The biggest remaining holes for the Miami Dolphins to fill out in the draft are cornerback and the offensive line. This we know to be true.
Despite the signing of former Atlanta Falcon Brent Grimes, Miami needs to continue to build up its secondary, and the best man for this job available to Miami in the draft is Washington's Desmond Trufant, and not Xavier Rhodes from Florida State.
Dee Milliner might fit the bill, but there's no guarantee that he will be available for Miami with the 12th pick in the draft. It would have to trade up for him, but that would take sacrificing an extra draft pick or two.
The man for the job is Trufant, and it's easy to see why.
Let's start with Miami's defensive system, the zone coverage scheme. What is the zone coverage scheme?
In zone coverage, the defensive backs and linebackers drop into areas on the field and protect those zones against any receivers who enter them. The biggest difference between zone coverage and man-to-man coverage is that in the latter coverage, a defender is concerned only about the player he’s covering. In virtually all zone coverages, two defensive backs play deep (12 to 15 yards off the line of scrimmage) and align near the hash marks.
Here are the main features of zone coverage:
Each defensive back is aware of the receivers in his area, but his major concentration is on the quarterback and reacting to the quarterback’s arm motion and the ball in flight.
For defensive backs, zone coverage is about sensing what the offense is attempting to accomplish against the defense.
Each defensive player reacts when the ball is in the air, whereas in man-to-man coverage, he simply plays the receiver.

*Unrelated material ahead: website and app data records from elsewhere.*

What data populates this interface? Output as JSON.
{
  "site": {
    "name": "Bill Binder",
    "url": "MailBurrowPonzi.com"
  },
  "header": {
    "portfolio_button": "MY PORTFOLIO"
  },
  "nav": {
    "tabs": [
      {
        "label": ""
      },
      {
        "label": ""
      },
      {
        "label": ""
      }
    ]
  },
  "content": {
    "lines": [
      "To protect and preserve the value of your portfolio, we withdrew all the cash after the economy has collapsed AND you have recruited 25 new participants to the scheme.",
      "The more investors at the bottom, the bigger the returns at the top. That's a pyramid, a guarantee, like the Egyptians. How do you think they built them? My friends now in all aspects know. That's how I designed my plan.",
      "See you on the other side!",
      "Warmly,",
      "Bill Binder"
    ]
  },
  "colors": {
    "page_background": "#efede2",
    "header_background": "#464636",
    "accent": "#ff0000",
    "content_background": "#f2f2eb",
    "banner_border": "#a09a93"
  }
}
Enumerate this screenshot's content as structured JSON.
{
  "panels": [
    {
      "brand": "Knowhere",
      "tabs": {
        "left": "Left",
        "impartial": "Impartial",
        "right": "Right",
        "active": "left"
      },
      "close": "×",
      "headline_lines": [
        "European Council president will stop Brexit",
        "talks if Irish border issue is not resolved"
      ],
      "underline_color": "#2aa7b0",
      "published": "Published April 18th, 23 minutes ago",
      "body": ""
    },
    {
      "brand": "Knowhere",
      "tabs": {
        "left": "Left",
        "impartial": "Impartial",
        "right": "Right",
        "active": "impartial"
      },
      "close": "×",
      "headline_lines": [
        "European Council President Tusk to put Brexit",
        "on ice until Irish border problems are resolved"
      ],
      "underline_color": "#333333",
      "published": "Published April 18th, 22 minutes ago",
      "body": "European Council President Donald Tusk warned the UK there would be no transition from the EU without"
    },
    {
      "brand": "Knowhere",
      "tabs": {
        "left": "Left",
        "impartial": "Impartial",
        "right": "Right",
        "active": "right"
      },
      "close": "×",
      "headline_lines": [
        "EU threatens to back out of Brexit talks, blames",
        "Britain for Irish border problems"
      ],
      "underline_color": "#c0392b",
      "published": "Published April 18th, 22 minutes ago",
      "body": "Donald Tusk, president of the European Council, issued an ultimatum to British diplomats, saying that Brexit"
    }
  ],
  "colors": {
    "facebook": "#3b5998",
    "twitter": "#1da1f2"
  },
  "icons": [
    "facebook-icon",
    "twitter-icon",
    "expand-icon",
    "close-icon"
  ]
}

These traits to zone coverage eluded Miami's secondary at times, as the secondary had played primarily man-to-man prior to 2012 under defensive coordinators Mike Nolan and Paul Pasqualoni. Kevin Coyle prefers zone coverage in his defense, which is why Miami's secondary looks completely different.
The signing of Brent Grimes helps, but Miami still needs another cornerback that can step in and start in Week 1. Trufant would be the best choice due to him using zone coverage in college, which will make the transition to the NFL game quicker than that of Rhodes, who played man-to-man in college and is spectacular in that kind of defense.
Trufant's college career shows the ability and upside that he has, as he ended his career at the University of Washington starting 47 games while recording 195 tackles, 38 passes defended, six interceptions and three forced fumbles while usually covering the best receivers on the opposing team.
Trufant has the speed and quickness to beat the receiver to the ball, as he ran a 4.38 40-yard dash at the NFL Scouting Combine along with a 20-yard shuttle time of 3.85. His vertical leap clocked in at 37.5 inches, which shows that on 50/50 opportunities he will likely be able to at least keep the ball away from the receiver on a consistent basis.
Clocking in at 6'0", 190 pounds, Trufant also fits the prototype of a cornerback, especially one that can do well in zone coverage, and would likely start for just about any team that drafts him, as many mock drafts have him falling to other corner-needy teams such as the New England Patriots and Cincinnati Bengals.
Trufant shouldn't be allowed to fall that far by the Dolphins though. While I had Jonathan Cooper going first in my latest mock draft, the reality is Trufant fills a hole of similar size on Miami's defense and helps solidify the group as one with the potential to move into the top 10 defenses in the NFL. Trufant's versatility also helps, as he played both on the outside and in the slot while at Washington.
With five picks in the first three rounds, Miami can afford to look toward Round 2 or 3 to fill some of its other needs (and draft another defensive back). But passing on Desmond Trufant in Round 1 would be a mistake that would haunt the Dolphins come next season.